It's as if National Rifle Association members conspired with Republicans to bankrupt the country and everyone blamed the Democrats for being shills of the NRA...
Tuesday's CBS Evening News highlighted an ethics investigation of a long-serving House Democrat, but viewers were not clued in to his party affiliation verbally or with any an on-screen notation. Yet CBS slapped a party name on screen as a Murtha critic spoke: “Rep. Jeff Flake (R) Arizona.”
Fill-in anchor Maggie Rodriguez avoided Murtha's party as she asserted “there are few politicians as polarizing as Pennsylvania Congressman John Murtha” and referred to him as “a powerful member of Congress.” In a story which consumed about-two-and-a- half minutes, reporter Sharyl Attkisson also failed to identify Murtha's party.
There were more Tea Parties today that media are sure to ignore.
The picture to the right was furnished by Pious Agnostic who's all over the gathering in Orlando, Florida.
Our friend Glenn Reynolds has more here and here.
Below the fold are more pictures I'm sure readers will enjoy:
Organized Labor: The state that led the way in giving labor push-button power to organize against private-sector taxpayers now stands — if you can call it standing — as a cautionary tale. The public should be forewarned for what might happen far more broadly if unions get their way in Congress.
Jobs are fleeing the Golden State, where unemployment has spiked well above 10%. Taxes are soaring, and a new budget shortfall of $8 billion, following the $42 billion gap that was patched up primarily with tax increases and borrowed money.
But California is still not a bad place to be — that is, as long as you have a secure job (which most are) on the public payroll.
According to the latest salary survey by the American Federation of Teachers, California teachers are the highest paid in the nation.
California also has America's highest-paid prison guards. A state agency's study last year found that the maximum pay of California's guards was 40% higher than that of the highest-paid guards in 10 other states and the federal government.

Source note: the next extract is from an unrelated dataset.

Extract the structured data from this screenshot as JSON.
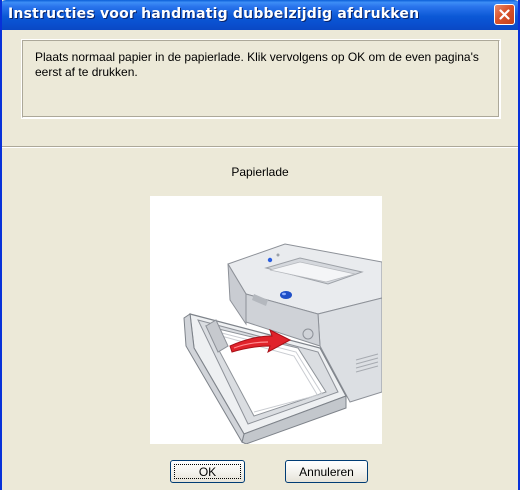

Private-sector workers and business owners in California get the worst of all deals. They pay some of the highest taxes in the country and get no more than mediocre public services.
It's not just the unions that have pulled the state into the ditch. Voters share the blame for ill-advised decisions at the ballot box, such as approving too much debt and imposing budget rules that keep tax revenues from going where they are needed most.

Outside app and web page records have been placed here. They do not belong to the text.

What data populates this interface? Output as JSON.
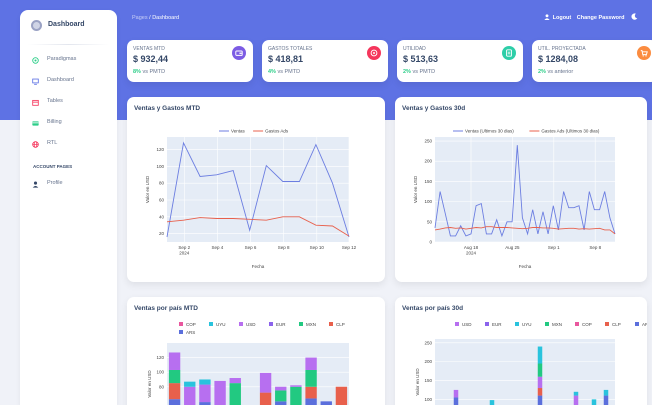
{
  "sidebar": {
    "brand": "Dashboard",
    "items": [
      {
        "label": "Paradigmas",
        "icon": "globe-icon",
        "color": "#2dce89"
      },
      {
        "label": "Dashboard",
        "icon": "monitor-icon",
        "color": "#5e72e4"
      },
      {
        "label": "Tables",
        "icon": "calendar-icon",
        "color": "#f5365c"
      },
      {
        "label": "Billing",
        "icon": "credit-card-icon",
        "color": "#2dce89"
      },
      {
        "label": "RTL",
        "icon": "world-icon",
        "color": "#f5365c"
      }
    ],
    "section_label": "ACCOUNT PAGES",
    "profile_label": "Profile"
  },
  "topbar": {
    "breadcrumb_parent": "Pages",
    "breadcrumb_sep": "/",
    "breadcrumb_current": "Dashboard",
    "logout": "Logout",
    "change_password": "Change Password"
  },
  "stats": [
    {
      "label": "VENTAS MTD",
      "value": "$ 932,44",
      "pct": "8%",
      "suffix": "vs PMTD",
      "icon": "wallet-icon",
      "color": "#7c5ce4"
    },
    {
      "label": "GASTOS TOTALES",
      "value": "$ 418,81",
      "pct": "4%",
      "suffix": "vs PMTD",
      "icon": "globe-icon",
      "color": "#f5365c"
    },
    {
      "label": "UTILIDAD",
      "value": "$ 513,63",
      "pct": "2%",
      "suffix": "vs PMTD",
      "icon": "document-icon",
      "color": "#2dcea8"
    },
    {
      "label": "UTIL. PROYECTADA",
      "value": "$ 1284,08",
      "pct": "2%",
      "suffix": "vs anterior",
      "icon": "cart-icon",
      "color": "#fb8c40"
    }
  ],
  "cards": {
    "mtd_title": "Ventas y Gastos MTD",
    "d30_title": "Ventas y Gastos 30d",
    "pais_mtd_title": "Ventas por país MTD",
    "pais_30d_title": "Ventas por país 30d"
  },
  "chart_data": [
    {
      "type": "line",
      "title": "Ventas y Gastos MTD",
      "xlabel": "Fecha",
      "ylabel": "Valor en USD",
      "x": [
        "2024-09-01",
        "2024-09-02",
        "2024-09-03",
        "2024-09-04",
        "2024-09-05",
        "2024-09-06",
        "2024-09-07",
        "2024-09-08",
        "2024-09-09",
        "2024-09-10",
        "2024-09-11",
        "2024-09-12"
      ],
      "x_ticks": [
        "Sep 2\n2024",
        "Sep 4",
        "Sep 6",
        "Sep 8",
        "Sep 10",
        "Sep 12"
      ],
      "y_ticks": [
        20,
        40,
        60,
        80,
        100,
        120
      ],
      "ylim": [
        10,
        135
      ],
      "series": [
        {
          "name": "Ventas",
          "color": "#6c7ee1",
          "values": [
            16,
            128,
            88,
            90,
            95,
            24,
            101,
            82,
            82,
            126,
            80,
            16
          ]
        },
        {
          "name": "Gastos Ads",
          "color": "#e8604c",
          "values": [
            34,
            36,
            39,
            38,
            38,
            37,
            36,
            40,
            40,
            30,
            29,
            17
          ]
        }
      ],
      "legend": "top-center"
    },
    {
      "type": "line",
      "title": "Ventas y Gastos 30d",
      "xlabel": "Fecha",
      "ylabel": "Valor en USD",
      "x_ticks": [
        "Aug 18\n2024",
        "Aug 25",
        "Sep 1",
        "Sep 8"
      ],
      "y_ticks": [
        0,
        50,
        100,
        150,
        200,
        250
      ],
      "ylim": [
        0,
        260
      ],
      "series": [
        {
          "name": "Ventas (Ultimos 30 dias)",
          "color": "#6c7ee1",
          "values": [
            35,
            125,
            70,
            15,
            15,
            40,
            15,
            20,
            90,
            95,
            20,
            20,
            55,
            15,
            50,
            50,
            240,
            60,
            20,
            80,
            20,
            75,
            20,
            90,
            30,
            125,
            85,
            85,
            90,
            30,
            125,
            80,
            80,
            125,
            60,
            20
          ]
        },
        {
          "name": "Gastos Ads (Ultimos 30 dias)",
          "color": "#e8604c",
          "values": [
            30,
            32,
            35,
            36,
            34,
            35,
            32,
            34,
            36,
            35,
            38,
            38,
            36,
            36,
            36,
            35,
            34,
            33,
            34,
            36,
            36,
            35,
            35,
            34,
            32,
            33,
            34,
            34,
            32,
            33,
            32,
            33,
            34,
            30,
            30,
            20
          ]
        }
      ],
      "legend": "top-center"
    },
    {
      "type": "bar",
      "stacked": true,
      "title": "Ventas por país MTD",
      "ylabel": "Valor en USD",
      "y_ticks": [
        80,
        100,
        120
      ],
      "ylim": [
        55,
        140
      ],
      "legend": [
        "COP",
        "UYU",
        "USD",
        "EUR",
        "MXN",
        "CLP",
        "ARS"
      ],
      "colors": {
        "COP": "#e9579e",
        "UYU": "#29c3dd",
        "USD": "#b76ff0",
        "EUR": "#8b63ec",
        "MXN": "#22c981",
        "CLP": "#e8604c",
        "ARS": "#5b6fdc"
      },
      "series": [
        {
          "name": "ARS",
          "values": [
            63,
            0,
            59,
            0,
            0,
            0,
            0,
            60,
            0,
            64,
            60,
            0
          ]
        },
        {
          "name": "CLP",
          "values": [
            85,
            0,
            0,
            0,
            0,
            0,
            72,
            0,
            0,
            80,
            0,
            80
          ]
        },
        {
          "name": "MXN",
          "values": [
            103,
            0,
            0,
            0,
            85,
            0,
            0,
            75,
            80,
            103,
            0,
            0
          ]
        },
        {
          "name": "USD",
          "values": [
            127,
            80,
            83,
            88,
            92,
            0,
            99,
            80,
            82,
            120,
            0,
            0
          ]
        },
        {
          "name": "UYU",
          "values": [
            0,
            87,
            90,
            0,
            0,
            0,
            0,
            0,
            0,
            0,
            0,
            0
          ]
        }
      ]
    },
    {
      "type": "bar",
      "stacked": true,
      "title": "Ventas por país 30d",
      "ylabel": "Valor en USD",
      "y_ticks": [
        100,
        150,
        200,
        250
      ],
      "ylim": [
        85,
        260
      ],
      "legend": [
        "USD",
        "EUR",
        "UYU",
        "MXN",
        "COP",
        "CLP",
        "ARS"
      ]
    }
  ]
}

But public-union muscle has undeniably led the way in tilting the balance of power toward a self-serving, unaccountable governing class...
Nearly One-Third of Younger Americans See Colbert, Stewart As Alternatives to Traditional News Outlets
Nearly one-third of Americans under the age of 40 say satirical news-oriented television programs like The Colbert Report and The Daily Show with Jon Stewart are taking the place of traditional news outlets.
Thirty-two percent (32%) of adults ages 30-39 believe this to be true, while 42% disagree, according to a new Rasmussen Reports national telephone survey.
Thirty percent (30%) of those ages 18-29 say programs like the two Comedy Central shows that feature news reports with a comic twist are replacing traditional news outlets, but 35% disagree and another 35% are not sure.
Among all Americans, 24% say programs like The Colbert Report and The Daily Show are taking the place of traditional news venues, but 45% do not think so. Thirty-one percent (31%) are undecided.
[God help us all.]
Krugman Criticizes Obama, Hell Freezes Over
Mark March 21, 2009, as the day pigs flew and hell froze over: the shamelessly liberal New York Times columnist Paul Krugman actually criticized the Obama administration. I kid you not.
Unfortunately, he did so at his blog at the New York Times website, which means far fewer people will see his critique than if it had been published in print.
But as it seems foolish to look a gift horse in the mouth on such an auspicious occasion, let us be thankful for small mercies (h/t Hot Air headlines):